Sitting with a dear friend this week having wonderfully deep discussions interspersed with deviously inappropriate and tasteless conversation often yields some really inspiring content and lots of laughs. This week we began discussing the impulse human beings have to be right. There are various reasons people feel the need to "be right", and some personalities are more prone to defend their rightness than others.
Whatever the case, you can be sure that all egos want to be right, and in that pursuit someone must be wrong. So what is it in us that needs to be right as opposed to being peaceful. Relationships have ended, feelings hurt, lives have been lost and nations tumbled over the need to prove somebodies version of rightness.
The ego needs to make itself right and others wrong in order to justify its existence. We come to believe that if we are wrong we are not worthy.
Eckhart Tolle in The Power of Now has a wonderful explanation of this phenomena.
We don't stop there. Often we feel we must find others who agree so we don't feel "crazy".
Some people find solace in the ideological support of a religion, philosophy, science, political organization or community. Whatever the case we need someone to affirm our rightness because on some level, we need to believe a.) that someone somewhere is just like us and b.) that the rightness of our being is not enough, we need the egoic extras.
When we enter into the need to be right we have, to utilize Byron Katie's language, entered a war zone. We are not only at war with other people but we enter a war with ourselves. The main casualty is peace. The collateral damage are our relationships and ability to listen.
Truth needs no explanation or defense, it swells from a deeper, wider part of our being. It may be threatening to others because it is not their truth, but real Truth needs no justification because it emanates from love and perspective.
In this sense the only thing that is right is what appears in any given moment. And at the moment when someone doesn't accept your truth or what you say is right, that is exactly what is right. Does this mean you don't speak your mind or express your opinion?
No. It means that you do so without attachment to whether other people believe or accept what you say is The Truth. We can only bring our perspective, which stems from a variety of variables.
This also means recognizing that you are not lessened by their disagreement or disbelief. You could be telling them what you believe is an unequivocal truth about reality, but the Reality of the situation is that, at that moment, that is not their truth, and as painful, destructive, shortsighted, inconsiderate, misinformed or disturbing their current truth may be, they're allowed their truth just as you're allowed yours.
Crazy Sterlin anecdote:

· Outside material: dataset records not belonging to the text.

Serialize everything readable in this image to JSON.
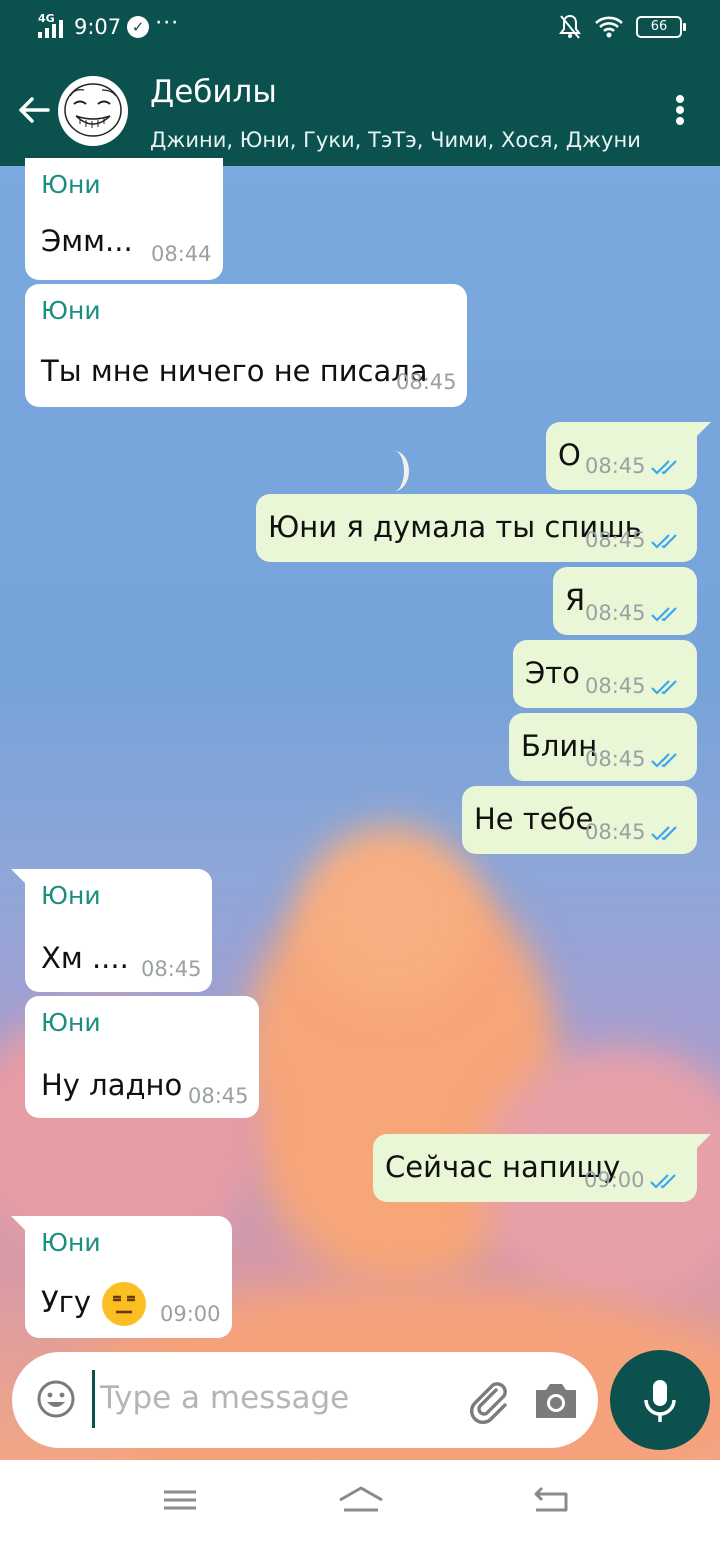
{
  "status_bar": {
    "network": "4G",
    "time": "9:07",
    "battery": "66"
  },
  "header": {
    "title": "Дебилы",
    "subtitle": "Джини, Юни, Гуки, ТэТэ, Чими, Хося, Джуни"
  },
  "messages": [
    {
      "direction": "in",
      "sender": "Юни",
      "text": "Эмм...",
      "time": "08:44"
    },
    {
      "direction": "in",
      "sender": "Юни",
      "text": "Ты мне ничего не писала",
      "time": "08:45"
    },
    {
      "direction": "out",
      "text": "О",
      "time": "08:45"
    },
    {
      "direction": "out",
      "text": "Юни я думала ты спишь",
      "time": "08:45"
    },
    {
      "direction": "out",
      "text": "Я",
      "time": "08:45"
    },
    {
      "direction": "out",
      "text": "Это",
      "time": "08:45"
    },
    {
      "direction": "out",
      "text": "Блин",
      "time": "08:45"
    },
    {
      "direction": "out",
      "text": "Не тебе",
      "time": "08:45"
    },
    {
      "direction": "in",
      "sender": "Юни",
      "text": "Хм ....",
      "time": "08:45"
    },
    {
      "direction": "in",
      "sender": "Юни",
      "text": "Ну ладно",
      "time": "08:45"
    },
    {
      "direction": "out",
      "text": "Сейчас напишу",
      "time": "09:00"
    },
    {
      "direction": "in",
      "sender": "Юни",
      "text": "Угу",
      "emoji": "expressionless-face",
      "time": "09:00"
    }
  ],
  "composer": {
    "placeholder": "Type a message"
  },
  "colors": {
    "primary": "#0b524f",
    "outgoing_bubble": "#eaf7d7",
    "sender_name": "#1a8f80",
    "tick": "#3aa7ee"
  }
}
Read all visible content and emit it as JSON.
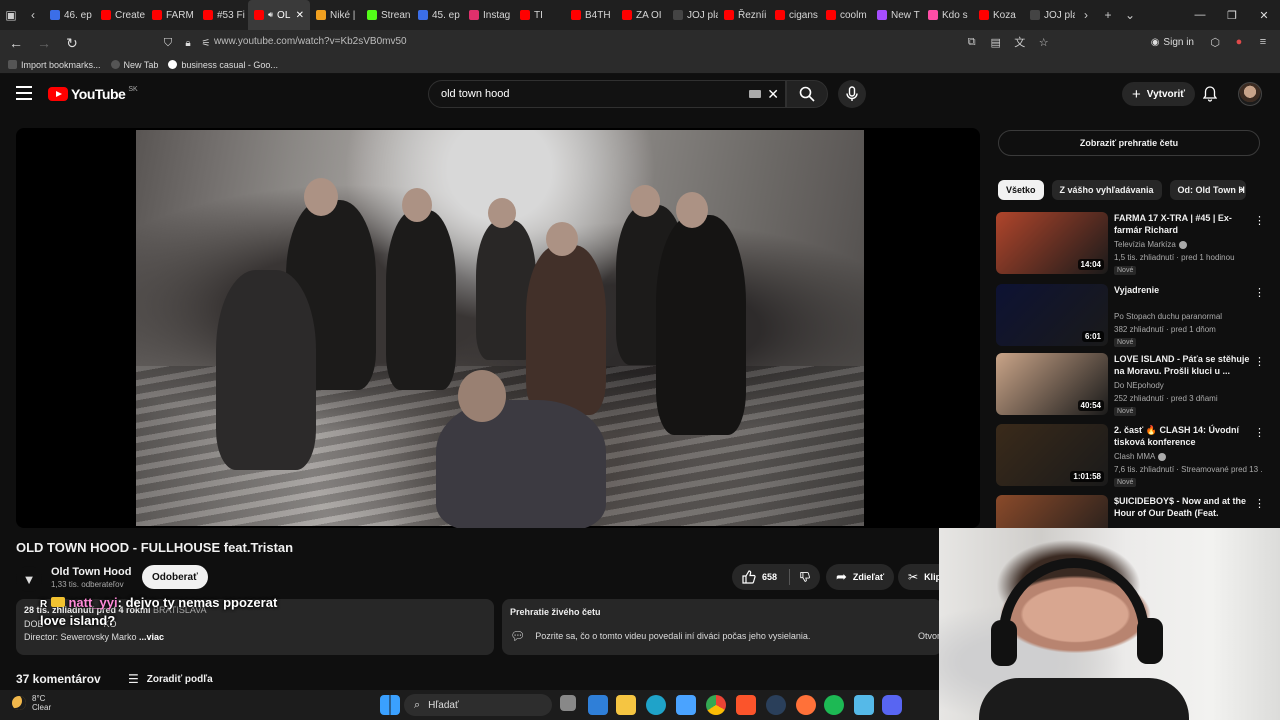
{
  "browser": {
    "tabs": [
      {
        "label": "46. ep",
        "color": "#3b6ee8"
      },
      {
        "label": "Create",
        "color": "#ff0000"
      },
      {
        "label": "FARM",
        "color": "#ff0000"
      },
      {
        "label": "#53 Fi",
        "color": "#ff0000"
      },
      {
        "label": "OL",
        "color": "#ff0000",
        "active": true
      },
      {
        "label": "Niké |",
        "color": "#f0a020"
      },
      {
        "label": "Strean",
        "color": "#53fc18"
      },
      {
        "label": "45. ep",
        "color": "#3b6ee8"
      },
      {
        "label": "Instag",
        "color": "#e1306c"
      },
      {
        "label": "TI",
        "color": "#ff0000"
      },
      {
        "label": "B4TH",
        "color": "#ff0000"
      },
      {
        "label": "ZA OI",
        "color": "#ff0000"
      },
      {
        "label": "JOJ play",
        "color": "#444444"
      },
      {
        "label": "Řezníi",
        "color": "#ff0000"
      },
      {
        "label": "cigans",
        "color": "#ff0000"
      },
      {
        "label": "coolm",
        "color": "#ff0000"
      },
      {
        "label": "New T",
        "color": "#a64dff"
      },
      {
        "label": "Kdo s",
        "color": "#ff4da6"
      },
      {
        "label": "Koza",
        "color": "#ff0000"
      },
      {
        "label": "JOJ play",
        "color": "#444444"
      }
    ],
    "url": "www.youtube.com/watch?v=Kb2sVB0mv50",
    "sign_in": "Sign in",
    "bookmarks": [
      "Import bookmarks...",
      "New Tab",
      "business casual - Goo..."
    ]
  },
  "youtube": {
    "logo_text": "YouTube",
    "country_code": "SK",
    "search_value": "old town hood",
    "create_label": "Vytvoriť"
  },
  "video": {
    "title": "OLD TOWN HOOD - FULLHOUSE feat.Tristan",
    "channel": "Old Town Hood",
    "subscribers": "1,33 tis. odberateľov",
    "subscribe_label": "Odoberať",
    "likes": "658",
    "share_label": "Zdieľať",
    "clip_label": "Klip",
    "desc_views": "28 tis. zhliadnutí  pred 4 rokmi",
    "desc_place": "BRATISLAVA",
    "desc_line2": "DOB",
    "desc_line2b": "KO",
    "desc_line3": "Director: Sewerovsky Marko",
    "desc_more": "...viac",
    "overlay_prefix": "R",
    "overlay_user": "natt_yyi",
    "overlay_line1": ": dejvo ty nemas ppozerat",
    "overlay_line2": "love island?",
    "livechat_title": "Prehratie živého četu",
    "livechat_text": "Pozrite sa, čo o tomto videu povedali iní diváci počas jeho vysielania.",
    "livechat_open": "Otvor",
    "comments_count": "37 komentárov",
    "sort_label": "Zoradiť podľa"
  },
  "sidebar": {
    "show_chat": "Zobraziť prehratie četu",
    "chips": [
      "Všetko",
      "Z vášho vyhľadávania",
      "Od: Old Town H"
    ],
    "recommendations": [
      {
        "title": "FARMA 17 X-TRA | #45 | Ex-farmár Richard",
        "channel": "Televízia Markíza",
        "verified": true,
        "views": "1,5 tis. zhliadnutí · pred 1 hodinou",
        "duration": "14:04",
        "badge": "Nové",
        "thumb_color": "#b0452b"
      },
      {
        "title": "Vyjadrenie",
        "channel": "Po Stopach duchu paranormal",
        "verified": false,
        "views": "382 zhliadnutí · pred 1 dňom",
        "duration": "6:01",
        "badge": "Nové",
        "thumb_color": "#0d1233"
      },
      {
        "title": "LOVE ISLAND - Páťa se stěhuje na Moravu. Prošli kluci u ...",
        "channel": "Do NEpohody",
        "verified": false,
        "views": "252 zhliadnutí · pred 3 dňami",
        "duration": "40:54",
        "badge": "Nové",
        "thumb_color": "#c9a488"
      },
      {
        "title": "2. časť 🔥 CLASH 14: Úvodní tisková konference",
        "channel": "Clash MMA",
        "verified": true,
        "views": "7,6 tis. zhliadnutí · Streamované pred 13 ...",
        "duration": "1:01:58",
        "badge": "Nové",
        "thumb_color": "#3a2a1a"
      },
      {
        "title": "$UICIDEBOY$ - Now and at the Hour of Our Death (Feat. Bones)",
        "channel": "",
        "verified": false,
        "views": "",
        "duration": "",
        "badge": "",
        "thumb_color": "#8a4a2a"
      }
    ]
  },
  "taskbar": {
    "temp": "8°C",
    "condition": "Clear",
    "search_placeholder": "Hľadať"
  }
}
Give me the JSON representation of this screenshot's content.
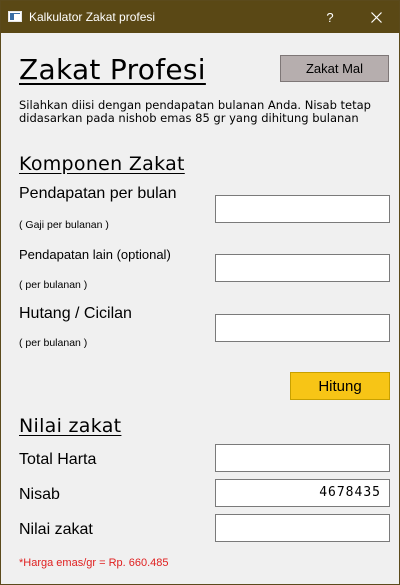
{
  "window": {
    "title": "Kalkulator Zakat profesi",
    "help_glyph": "?"
  },
  "header": {
    "title": "Zakat Profesi",
    "zakat_mal_label": "Zakat Mal",
    "description": "Silahkan diisi dengan pendapatan bulanan Anda. Nisab tetap didasarkan pada nishob emas 85 gr yang dihitung bulanan"
  },
  "komponen": {
    "title": "Komponen Zakat",
    "pendapatan": {
      "label": "Pendapatan per bulan",
      "hint": "( Gaji per bulanan )",
      "value": ""
    },
    "pendapatan_lain": {
      "label": "Pendapatan lain (optional)",
      "hint": "( per bulanan )",
      "value": ""
    },
    "hutang": {
      "label": "Hutang / Cicilan",
      "hint": "( per bulanan )",
      "value": ""
    },
    "hitung_label": "Hitung"
  },
  "nilai": {
    "title": "Nilai zakat",
    "total_harta": {
      "label": "Total Harta",
      "value": ""
    },
    "nisab": {
      "label": "Nisab",
      "value": "4678435"
    },
    "nilai_zakat": {
      "label": "Nilai zakat",
      "value": ""
    }
  },
  "footnote": "*Harga emas/gr = Rp. 660.485",
  "colors": {
    "titlebar": "#5a4815",
    "hitung_button": "#f7c516",
    "zakat_mal_button": "#b6aeae",
    "footnote": "#e02020"
  }
}
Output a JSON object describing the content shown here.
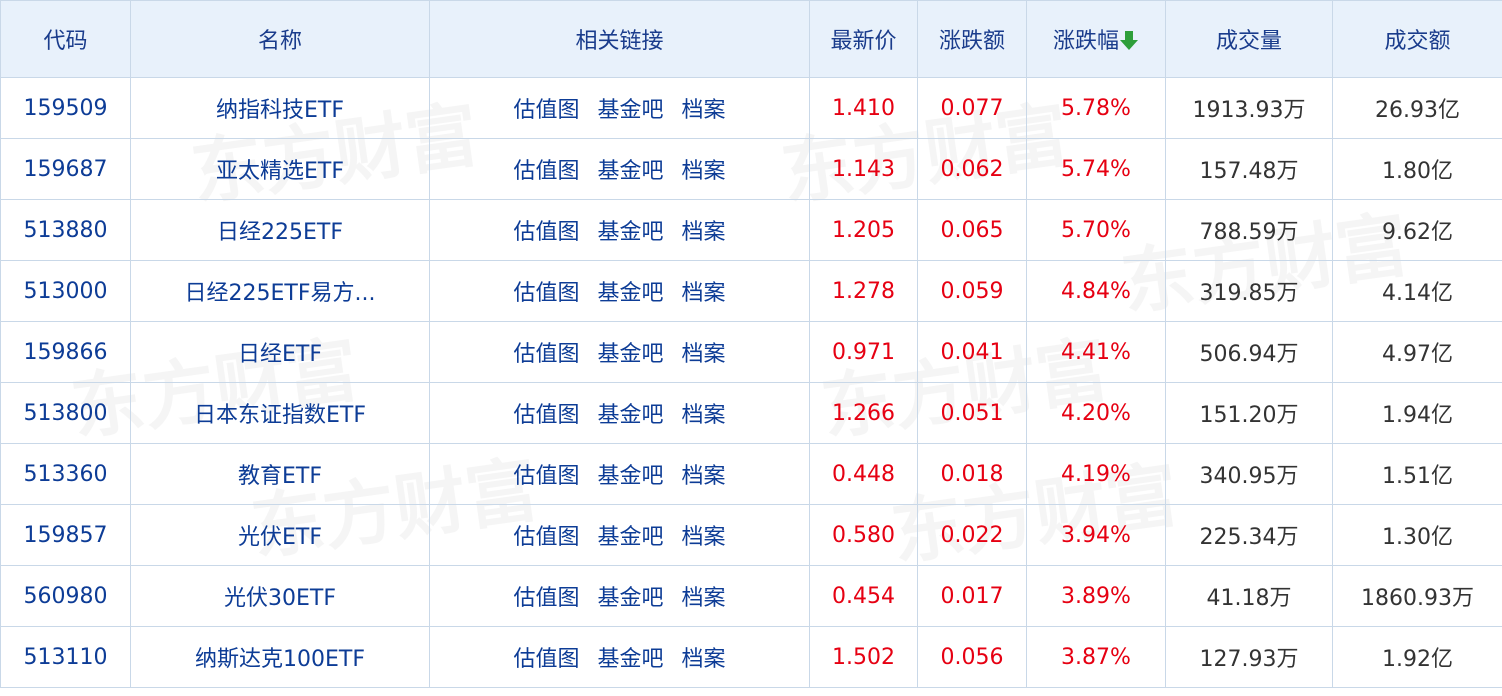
{
  "header": {
    "code": "代码",
    "name": "名称",
    "links": "相关链接",
    "price": "最新价",
    "change": "涨跌额",
    "change_pct": "涨跌幅",
    "volume": "成交量",
    "amount": "成交额"
  },
  "sort_icon": "arrow-down-icon",
  "colors": {
    "header_bg": "#e8f1fb",
    "border": "#c9d8e8",
    "link_blue": "#0d3c96",
    "up_red": "#e60012",
    "sort_green": "#2e9f3a"
  },
  "watermark": "东方财富",
  "rows": [
    {
      "code": "159509",
      "name": "纳指科技ETF",
      "links": [
        "估值图",
        "基金吧",
        "档案"
      ],
      "price": "1.410",
      "change": "0.077",
      "change_pct": "5.78%",
      "volume": "1913.93万",
      "amount": "26.93亿"
    },
    {
      "code": "159687",
      "name": "亚太精选ETF",
      "links": [
        "估值图",
        "基金吧",
        "档案"
      ],
      "price": "1.143",
      "change": "0.062",
      "change_pct": "5.74%",
      "volume": "157.48万",
      "amount": "1.80亿"
    },
    {
      "code": "513880",
      "name": "日经225ETF",
      "links": [
        "估值图",
        "基金吧",
        "档案"
      ],
      "price": "1.205",
      "change": "0.065",
      "change_pct": "5.70%",
      "volume": "788.59万",
      "amount": "9.62亿"
    },
    {
      "code": "513000",
      "name": "日经225ETF易方...",
      "links": [
        "估值图",
        "基金吧",
        "档案"
      ],
      "price": "1.278",
      "change": "0.059",
      "change_pct": "4.84%",
      "volume": "319.85万",
      "amount": "4.14亿"
    },
    {
      "code": "159866",
      "name": "日经ETF",
      "links": [
        "估值图",
        "基金吧",
        "档案"
      ],
      "price": "0.971",
      "change": "0.041",
      "change_pct": "4.41%",
      "volume": "506.94万",
      "amount": "4.97亿"
    },
    {
      "code": "513800",
      "name": "日本东证指数ETF",
      "links": [
        "估值图",
        "基金吧",
        "档案"
      ],
      "price": "1.266",
      "change": "0.051",
      "change_pct": "4.20%",
      "volume": "151.20万",
      "amount": "1.94亿"
    },
    {
      "code": "513360",
      "name": "教育ETF",
      "links": [
        "估值图",
        "基金吧",
        "档案"
      ],
      "price": "0.448",
      "change": "0.018",
      "change_pct": "4.19%",
      "volume": "340.95万",
      "amount": "1.51亿"
    },
    {
      "code": "159857",
      "name": "光伏ETF",
      "links": [
        "估值图",
        "基金吧",
        "档案"
      ],
      "price": "0.580",
      "change": "0.022",
      "change_pct": "3.94%",
      "volume": "225.34万",
      "amount": "1.30亿"
    },
    {
      "code": "560980",
      "name": "光伏30ETF",
      "links": [
        "估值图",
        "基金吧",
        "档案"
      ],
      "price": "0.454",
      "change": "0.017",
      "change_pct": "3.89%",
      "volume": "41.18万",
      "amount": "1860.93万"
    },
    {
      "code": "513110",
      "name": "纳斯达克100ETF",
      "links": [
        "估值图",
        "基金吧",
        "档案"
      ],
      "price": "1.502",
      "change": "0.056",
      "change_pct": "3.87%",
      "volume": "127.93万",
      "amount": "1.92亿"
    }
  ]
}
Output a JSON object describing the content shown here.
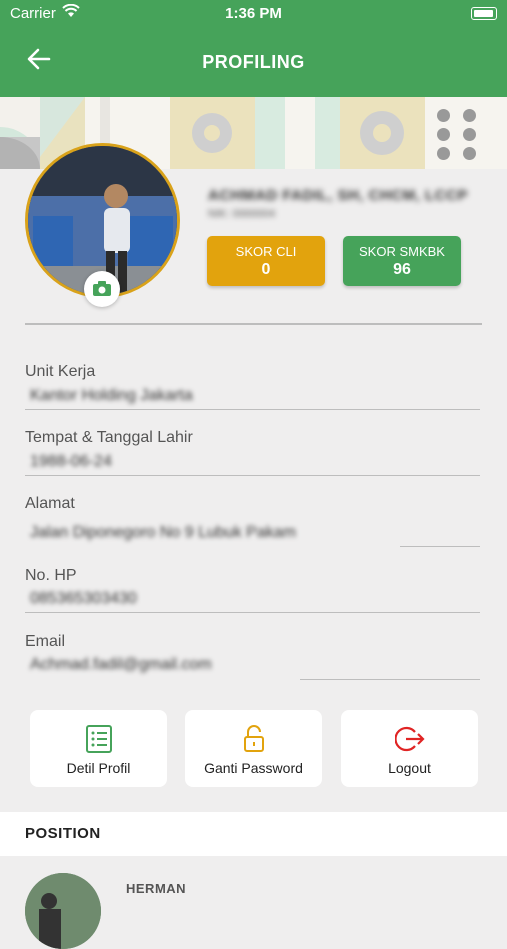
{
  "status_bar": {
    "carrier": "Carrier",
    "time": "1:36 PM"
  },
  "header": {
    "title": "PROFILING"
  },
  "profile": {
    "name": "ACHMAD FADIL, SH, CHCM, LCCP",
    "nik": "NIK: 0000004"
  },
  "scores": {
    "cli": {
      "label": "SKOR CLI",
      "value": "0",
      "color": "#e2a30d"
    },
    "smkbk": {
      "label": "SKOR SMKBK",
      "value": "96",
      "color": "#46a35a"
    }
  },
  "fields": {
    "unit_kerja": {
      "label": "Unit Kerja",
      "value": "Kantor Holding Jakarta"
    },
    "ttl": {
      "label": "Tempat & Tanggal Lahir",
      "value": "1988-06-24"
    },
    "alamat": {
      "label": "Alamat",
      "value": "Jalan Diponegoro No 9 Lubuk Pakam"
    },
    "hp": {
      "label": "No. HP",
      "value": "085365303430"
    },
    "email": {
      "label": "Email",
      "value": "Achmad.fadil@gmail.com"
    }
  },
  "actions": {
    "detil": {
      "label": "Detil Profil",
      "icon": "list-icon"
    },
    "password": {
      "label": "Ganti Password",
      "icon": "lock-open-icon"
    },
    "logout": {
      "label": "Logout",
      "icon": "logout-icon"
    }
  },
  "position": {
    "title": "POSITION",
    "member_name": "HERMAN"
  },
  "colors": {
    "brand": "#46a35a",
    "accent_yellow": "#e2a30d",
    "logout_red": "#e02424"
  }
}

Imagine a four ton elephant sitting on the couch in your living room staring at you and your partner holding a Starbucks cup and wearing a pair of spectacles. You insist and insist that the elephant is there plain as day but your partner swears up and down that it's not. If you choose rightness you may pull the whole neighborhood in to prove your point, while simultaneously devaluing your partner's perspective. If you choose peace you may have to accept that to them, that elephant may not be there at all. At this point you could, enjoy the elephant's company in your house, or enter back into war with your partner. Maybe that elephant appeared just for you and you blowing its cover to your partner would piss it off. You never know...
Next time you feel the impulse to prove your rightness, take a moment. Say nothing, or simply say "okay." This will be more uncomfortable for some people than others.
The discomfort at breaking the ego's defense pattern will loosen the ego's identification with its toys (in this case, the idea of rightness). In the long run it creates greater openness in our relationships with others because when we're not thinking about how right we are, we find that we can actually begin to listen to the other person, and may even find the we may not have been all the right to begin with...or maybe we'll reaffirm our rightness. Either way, the shift is internal.
Sometimes we need to correct an obvious mistake, but if we do it without ego it is not defending our rightness but simply a statement of fact. Like Eckhart Tolle's example: if someone says the world is flat, and you know it's round you can simply say, it is flat. That's not ego, but a statement of a consensual accepted reality (but not necessarily ultimate Truth, just an accepted interpretation).
If the person disagrees you can simply know that it is round, and perhaps entertain that it is flat in their experience. You then could be up for one hell of an interesting conversation if you're willing to listen to their perspective.
Sometimes we choose to pursue "rightness" because something offends our higher values as a human being. We may then launch into a noble cause to uphold that sense of rightness. Many atrocities in history have been exposed and reformed through upholding a higher standard of rightness.
In this instance the rightness that is sought is of a higher ethical order, and in those moments when the sanctity of life is being threatened it may be appropriate for some to choose to embark on the war to be right. But even those who fought in the trenches for the higher values of humanity note that it still feels like war, and ultimately taxes one's emotional and physical health.
In all situations we can choose to be right (which may be the right choice) or we can choose peace. Knowing when to choose what requires presence and perspective, which can only come through the recognition of our habitual limiting egoic patterns.